Send back the records in full, character for character.

(DATA SUPPLIED)

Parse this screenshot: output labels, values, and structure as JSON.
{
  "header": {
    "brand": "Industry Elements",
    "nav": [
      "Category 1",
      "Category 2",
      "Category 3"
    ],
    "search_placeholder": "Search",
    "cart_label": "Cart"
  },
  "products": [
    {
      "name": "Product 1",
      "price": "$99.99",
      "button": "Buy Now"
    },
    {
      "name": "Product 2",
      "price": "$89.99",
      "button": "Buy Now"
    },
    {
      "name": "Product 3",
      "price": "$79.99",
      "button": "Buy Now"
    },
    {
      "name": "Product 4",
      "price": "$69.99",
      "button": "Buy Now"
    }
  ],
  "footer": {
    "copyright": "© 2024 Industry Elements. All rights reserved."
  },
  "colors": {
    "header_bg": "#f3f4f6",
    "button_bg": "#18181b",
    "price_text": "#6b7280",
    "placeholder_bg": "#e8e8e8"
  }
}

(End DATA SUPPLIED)

RESULT FOR THIS EXERCISE ::
Parse this screenshot: output labels, values, and structure as JSON.
{
  "header": {
    "brand": "Industry Elements",
    "nav": [
      "Category 1",
      "Category 2",
      "Category 3"
    ],
    "search_placeholder": "Search",
    "cart_label": "Cart"
  },
  "products": [
    {
      "name": "Product 1",
      "price": "$99.99",
      "button": "Buy Now"
    },
    {
      "name": "Product 2",
      "price": "$89.99",
      "button": "Buy Now"
    },
    {
      "name": "Product 3",
      "price": "$79.99",
      "button": "Buy Now"
    },
    {
      "name": "Product 4",
      "price": "$69.99",
      "button": "Buy Now"
    }
  ],
  "footer": {
    "copyright": "© 2024 Industry Elements. All rights reserved."
  },
  "colors": {
    "header_bg": "#f3f4f6",
    "button_bg": "#18181b",
    "price_text": "#6b7280",
    "placeholder_bg": "#e8e8e8"
  }
}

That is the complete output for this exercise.